Forced to hear outrages in silence some of the hostages made themselves doze, or wept for loved ones. Mrs. Feldman said she tried to ease the tension with gallows humor. "Don't they know I don't work overtime?" she cracked.She recalles that other women looked at her with disdain.

After a while, she said, unconnected thoughts began to creep into her mind. She worried that she had ruined her husband's plans for an upcoming trip for them to Acapulco. She thought of the Delmonico steak she had bought - she hand't put it in the freezer and was afraid it would spoil.

One theory among students of terrorism is that victims often identify and sympathize with their captors. There appeared to be little of that in the expressions from the former hostages yesterday.

While one man said he wouldn't mind meeting the Hanafis under different circumstances, most interviewed agreed with the sentiments of a 60-year-old B'nai B'rith secretary: "I felt badly about the murders when (of seven members of the Hanafi family in 1973) when they happened, but I don't have an ounce of compassion for them now.
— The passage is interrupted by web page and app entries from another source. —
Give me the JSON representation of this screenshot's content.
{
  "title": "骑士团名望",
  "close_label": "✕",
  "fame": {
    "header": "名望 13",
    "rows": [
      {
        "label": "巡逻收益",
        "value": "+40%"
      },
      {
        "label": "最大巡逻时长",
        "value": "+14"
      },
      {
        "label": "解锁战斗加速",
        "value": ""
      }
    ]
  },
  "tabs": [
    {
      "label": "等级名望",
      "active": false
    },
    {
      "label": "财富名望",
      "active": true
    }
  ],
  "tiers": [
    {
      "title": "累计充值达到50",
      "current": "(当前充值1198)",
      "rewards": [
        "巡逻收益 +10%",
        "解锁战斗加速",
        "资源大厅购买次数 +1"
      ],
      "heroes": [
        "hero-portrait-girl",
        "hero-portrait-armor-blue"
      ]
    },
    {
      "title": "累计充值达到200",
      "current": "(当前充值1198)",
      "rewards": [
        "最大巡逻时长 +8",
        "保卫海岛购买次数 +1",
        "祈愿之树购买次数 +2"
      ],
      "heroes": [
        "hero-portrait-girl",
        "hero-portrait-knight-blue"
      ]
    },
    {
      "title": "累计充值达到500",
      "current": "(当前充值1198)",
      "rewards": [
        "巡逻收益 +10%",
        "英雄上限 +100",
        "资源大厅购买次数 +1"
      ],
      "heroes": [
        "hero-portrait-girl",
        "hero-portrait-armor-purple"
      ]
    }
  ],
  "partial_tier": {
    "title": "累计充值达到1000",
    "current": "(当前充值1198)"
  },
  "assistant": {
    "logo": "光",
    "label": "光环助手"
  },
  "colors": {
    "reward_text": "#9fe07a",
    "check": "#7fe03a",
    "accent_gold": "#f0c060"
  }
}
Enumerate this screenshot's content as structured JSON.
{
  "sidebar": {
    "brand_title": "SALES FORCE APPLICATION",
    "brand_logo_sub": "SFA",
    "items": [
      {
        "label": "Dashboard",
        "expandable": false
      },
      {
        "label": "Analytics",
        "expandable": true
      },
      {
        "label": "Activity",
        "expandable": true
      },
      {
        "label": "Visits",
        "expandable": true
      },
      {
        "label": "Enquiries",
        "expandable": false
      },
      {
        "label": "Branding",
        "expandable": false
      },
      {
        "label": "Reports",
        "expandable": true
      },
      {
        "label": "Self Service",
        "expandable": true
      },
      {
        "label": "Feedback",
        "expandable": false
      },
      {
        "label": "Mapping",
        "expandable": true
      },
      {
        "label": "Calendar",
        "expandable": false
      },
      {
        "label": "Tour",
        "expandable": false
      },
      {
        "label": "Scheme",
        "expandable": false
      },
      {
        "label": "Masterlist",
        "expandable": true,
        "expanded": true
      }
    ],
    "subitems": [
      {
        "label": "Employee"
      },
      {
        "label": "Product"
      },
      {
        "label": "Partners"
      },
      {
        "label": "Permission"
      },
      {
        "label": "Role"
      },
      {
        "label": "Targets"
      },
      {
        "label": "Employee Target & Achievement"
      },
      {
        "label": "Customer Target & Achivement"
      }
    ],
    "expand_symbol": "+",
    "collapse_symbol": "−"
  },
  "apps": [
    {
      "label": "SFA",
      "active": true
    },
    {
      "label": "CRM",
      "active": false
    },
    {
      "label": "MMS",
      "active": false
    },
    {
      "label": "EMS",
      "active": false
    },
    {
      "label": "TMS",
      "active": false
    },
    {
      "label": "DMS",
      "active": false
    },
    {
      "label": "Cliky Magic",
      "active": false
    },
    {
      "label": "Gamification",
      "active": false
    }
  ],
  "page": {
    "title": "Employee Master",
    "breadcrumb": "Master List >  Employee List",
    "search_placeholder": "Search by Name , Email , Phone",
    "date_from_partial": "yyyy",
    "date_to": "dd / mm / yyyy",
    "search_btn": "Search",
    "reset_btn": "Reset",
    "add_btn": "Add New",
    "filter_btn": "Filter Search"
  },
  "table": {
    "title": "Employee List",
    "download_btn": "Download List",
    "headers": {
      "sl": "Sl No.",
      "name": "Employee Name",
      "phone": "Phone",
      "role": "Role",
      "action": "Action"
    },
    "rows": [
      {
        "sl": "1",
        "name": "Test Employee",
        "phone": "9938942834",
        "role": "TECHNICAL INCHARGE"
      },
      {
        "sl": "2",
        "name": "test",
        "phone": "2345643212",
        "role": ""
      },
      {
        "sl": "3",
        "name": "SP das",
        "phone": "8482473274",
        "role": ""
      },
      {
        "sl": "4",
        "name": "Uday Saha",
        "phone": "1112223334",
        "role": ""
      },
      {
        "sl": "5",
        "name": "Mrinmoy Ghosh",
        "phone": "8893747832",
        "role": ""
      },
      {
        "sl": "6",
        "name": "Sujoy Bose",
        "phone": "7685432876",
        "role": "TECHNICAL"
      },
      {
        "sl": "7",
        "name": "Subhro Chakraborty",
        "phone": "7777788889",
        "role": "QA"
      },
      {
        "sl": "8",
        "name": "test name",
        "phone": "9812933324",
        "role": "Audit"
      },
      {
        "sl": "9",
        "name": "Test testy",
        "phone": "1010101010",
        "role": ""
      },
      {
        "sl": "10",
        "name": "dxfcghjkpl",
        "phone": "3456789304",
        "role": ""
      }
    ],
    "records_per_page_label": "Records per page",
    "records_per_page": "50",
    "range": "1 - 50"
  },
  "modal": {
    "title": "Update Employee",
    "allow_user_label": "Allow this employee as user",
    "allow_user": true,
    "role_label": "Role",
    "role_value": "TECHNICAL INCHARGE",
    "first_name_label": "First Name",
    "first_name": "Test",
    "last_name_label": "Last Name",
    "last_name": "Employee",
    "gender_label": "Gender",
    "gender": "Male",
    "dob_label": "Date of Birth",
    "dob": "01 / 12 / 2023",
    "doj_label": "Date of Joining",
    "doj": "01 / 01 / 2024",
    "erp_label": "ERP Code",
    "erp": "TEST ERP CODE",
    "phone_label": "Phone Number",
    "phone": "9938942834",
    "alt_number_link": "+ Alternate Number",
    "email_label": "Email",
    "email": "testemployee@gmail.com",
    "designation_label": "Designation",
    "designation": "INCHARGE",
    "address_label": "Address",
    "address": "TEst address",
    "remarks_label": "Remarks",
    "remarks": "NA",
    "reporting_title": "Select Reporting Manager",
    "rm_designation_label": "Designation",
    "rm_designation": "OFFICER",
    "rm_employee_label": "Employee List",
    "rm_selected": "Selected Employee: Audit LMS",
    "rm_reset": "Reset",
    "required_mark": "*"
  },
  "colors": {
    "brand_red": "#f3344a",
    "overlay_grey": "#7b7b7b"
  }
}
I cannot have any compassion."

Some of the hostages were able to talk somewhat amically with their captors, while others, like Dr. Sidney Clearfield of B'nair B'rith, reported that the Hanafi leader, Hamaas Abdul Khaalis, kept hitting him in the stomach merely because he said he didn't like the way I was looking at him."

There is some disagreement whether it is wise for a hostage to attempt to talk with captors. Dr. Fredrick of NIMH advises against it, urging the prisoner to keep a low profile. However the 600 page Report of the Task Force on Disorders and Terrorism, chaired by former Chief Wilson, recommends that hostages:

Express serious, noncontentious interest in their captors' political and personal beliefs," and "attempt to persuade captors that alternative means of achieving their aims exist."

Such persuasion attempted by the three Moslem ambassadors who negotiated with the Hanafis succeeded. But when some hostages tried earlier to impress their captors with the wisdom of adopting alternate means, they got threats and tirades.

Mr. Tesdell, the Disciples of Christ Minister who was held captive at the Islamic Center, argued that the Hanafis on points of theory.

"I asked, 'How are you so sure that Allah wants you to kill people?" They said, 'The book. The book tells us.'

"I asked, 'But how do you know it's Allah's will?' They said, 'Our leader Hamaas says so. Hamaas doesn't lie.'

"I said that I understand that in Islam you're supposed to love your brother and be kind to your neighbor and they said, 'well, that's right, but it also says to make holy war against the unbelievers.'"

For his efforts, Mr. Tesdell said, he believes he moved himself high on the list of people who would have had their heads chopped off.